50 Years Ago
From March 1968
No new freeway for Denton to new airport
The new Dallas-Fort Worth Airport may bring thousands of new residents to Denton and surrounding areas.
Planners have estimated that the new airport, which will be the world’s largest, will be closer in travel time to Denton than either Dallas or Fort Worth.
One might think that a broad, new freeway stretching from the "Top of the Golden Triangle" to the new airport might be in the plans.
That is not the case according to Arthur Beck, senior resident engineer of the Texas Highway Department. He told the Record-Chronicle that no new highways are planned for access from Denton to the airport.
That means traffic between Denton and the airport must travel Interstate 35E to Lewisville and then take Texas 121 to the airport or travel Interstate 35W to Texas 114, which is being rerouted north of the airport.
Beck said there are the high number of automobile ownership and the low population density with wide dispersion of employment equates to only three percent of trips made on public transportation.
As time passes, added Beck, the Texas Highway Department will study the population growth and revise their highway plans accordingly.
Ad: Downtown Denton Merchants Invite You to Join Their HEMISFAIR CONTEST. Each week in March your downtown merchants are giving away 2 free passbooks to the 1968 Hemisfair. You might be a winner. Just fill out the coupons and leave them in the participating merchants store by noon Wednesday.
Missile base ‘superior’ in ratings
Lt. William Byrd received notice today that the Denton Nike Missile Base earned a "superior" rating on the annual general inspection conducted at the missile battery north of Denton last month.
The superior rating gives the unit, Battery A, 4th Battalion, 132nd Artillery, a head start at obtaining an unprecedented third straight Eisenhower Trophy for being the best National Guard unit in Texas.
The inspection concerned various records, supplies, performance records, training methods, and in general, if the unit is capable of performing its duties if called into active duty.
25 Years Ago
From March 1993
Retirement marks end of 80-year fire department tradition
Denton Fire Department Battalion Chief Jim Dolgener will retire Friday, marking the end of a 29-year career and also the end to an 80-year departmental tradition.
Chief Dolgener is the last Denton fireman to have begun his career as a student fireman.
The era started in 1913. College students were hired in pairs and lived at fire stations. The partners’ schedules had to dovetail so one was at the station 24 hours a day. They made $21 a month.

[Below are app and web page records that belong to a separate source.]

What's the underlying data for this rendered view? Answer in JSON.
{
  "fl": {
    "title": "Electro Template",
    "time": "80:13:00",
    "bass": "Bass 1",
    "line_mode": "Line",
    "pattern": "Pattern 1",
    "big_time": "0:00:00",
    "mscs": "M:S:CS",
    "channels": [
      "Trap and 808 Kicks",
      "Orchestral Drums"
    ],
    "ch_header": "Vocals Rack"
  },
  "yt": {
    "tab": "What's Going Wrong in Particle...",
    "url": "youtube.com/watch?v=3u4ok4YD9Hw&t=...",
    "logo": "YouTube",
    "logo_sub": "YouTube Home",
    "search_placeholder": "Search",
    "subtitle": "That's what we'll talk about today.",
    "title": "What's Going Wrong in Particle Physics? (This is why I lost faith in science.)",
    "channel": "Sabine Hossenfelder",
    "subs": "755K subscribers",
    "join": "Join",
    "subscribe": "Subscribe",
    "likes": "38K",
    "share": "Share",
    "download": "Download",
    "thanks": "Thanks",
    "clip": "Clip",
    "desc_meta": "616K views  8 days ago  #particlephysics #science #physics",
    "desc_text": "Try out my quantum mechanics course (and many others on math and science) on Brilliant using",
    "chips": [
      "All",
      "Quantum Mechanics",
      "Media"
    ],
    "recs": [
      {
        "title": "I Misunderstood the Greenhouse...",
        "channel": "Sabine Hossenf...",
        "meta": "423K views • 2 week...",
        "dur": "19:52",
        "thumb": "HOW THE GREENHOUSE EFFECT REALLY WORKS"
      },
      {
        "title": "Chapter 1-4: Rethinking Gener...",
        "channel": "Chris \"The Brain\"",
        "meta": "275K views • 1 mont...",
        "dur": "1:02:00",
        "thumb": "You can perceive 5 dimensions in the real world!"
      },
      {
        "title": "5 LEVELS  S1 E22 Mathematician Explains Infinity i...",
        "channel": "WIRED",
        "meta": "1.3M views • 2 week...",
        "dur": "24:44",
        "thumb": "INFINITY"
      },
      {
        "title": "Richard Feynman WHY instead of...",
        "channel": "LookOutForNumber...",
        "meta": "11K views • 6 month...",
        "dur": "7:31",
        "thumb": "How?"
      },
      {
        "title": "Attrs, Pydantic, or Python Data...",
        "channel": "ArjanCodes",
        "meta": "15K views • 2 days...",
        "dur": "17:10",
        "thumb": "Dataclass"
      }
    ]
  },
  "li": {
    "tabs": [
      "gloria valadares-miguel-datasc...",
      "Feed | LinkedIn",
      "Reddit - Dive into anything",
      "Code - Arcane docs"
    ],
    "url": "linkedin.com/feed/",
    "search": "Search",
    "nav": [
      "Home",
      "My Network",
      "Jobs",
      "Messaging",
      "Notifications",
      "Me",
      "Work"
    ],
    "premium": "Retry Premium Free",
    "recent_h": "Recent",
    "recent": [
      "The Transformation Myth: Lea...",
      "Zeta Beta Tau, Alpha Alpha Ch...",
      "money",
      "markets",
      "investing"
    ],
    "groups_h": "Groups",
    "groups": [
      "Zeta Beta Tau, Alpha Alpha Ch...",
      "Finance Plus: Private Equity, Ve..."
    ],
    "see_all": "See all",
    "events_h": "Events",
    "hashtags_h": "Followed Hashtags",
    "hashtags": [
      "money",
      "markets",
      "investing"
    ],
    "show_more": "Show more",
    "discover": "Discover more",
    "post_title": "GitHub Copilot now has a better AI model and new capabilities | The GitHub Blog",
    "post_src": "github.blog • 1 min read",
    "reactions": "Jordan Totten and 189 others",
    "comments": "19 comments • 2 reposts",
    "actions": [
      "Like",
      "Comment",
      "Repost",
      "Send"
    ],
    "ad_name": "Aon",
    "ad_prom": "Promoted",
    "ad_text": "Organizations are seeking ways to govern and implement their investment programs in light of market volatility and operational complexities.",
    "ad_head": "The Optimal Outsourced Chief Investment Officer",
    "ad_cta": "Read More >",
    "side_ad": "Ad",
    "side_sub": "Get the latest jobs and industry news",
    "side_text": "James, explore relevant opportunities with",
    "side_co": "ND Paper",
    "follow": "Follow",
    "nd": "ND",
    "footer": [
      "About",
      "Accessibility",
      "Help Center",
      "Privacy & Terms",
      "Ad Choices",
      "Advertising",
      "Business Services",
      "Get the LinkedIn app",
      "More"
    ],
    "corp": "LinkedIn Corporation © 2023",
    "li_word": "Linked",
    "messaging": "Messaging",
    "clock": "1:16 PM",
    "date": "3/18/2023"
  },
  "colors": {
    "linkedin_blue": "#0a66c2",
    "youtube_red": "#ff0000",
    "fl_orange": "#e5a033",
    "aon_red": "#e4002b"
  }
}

When Chief Dolgener began as a student fireman in 1963, he earned $65 a month. He was a third-year student at North Texas State University (now the University of North Texas) who thought he might like to be a game warden. But once he became a "smoke eater" he never looked back.
Dolgener rode tailboard at first, clinging to the back of an open American LaFrance engine. He was promoted to captain and, in 1971, to battalion chief. He also became a certified arson investigator and a certified peace officer. He worked 21 years before ever taking a sick day.
After a student fireman was killed in a fire at the Kimbell Diamond Milling Co. on East Oak Street in 1967, the department began phasing out the program. But many firemen began their careers as student firemen, including former chief Jack Gentry who retired in 1986.
— Compiled from the files of the Denton Record-Chronicle by DJ Taylor
DJ TAYLOR resides in the Sanger/Bolivar area. He can be reached at 940-458-4979 or email@example.com.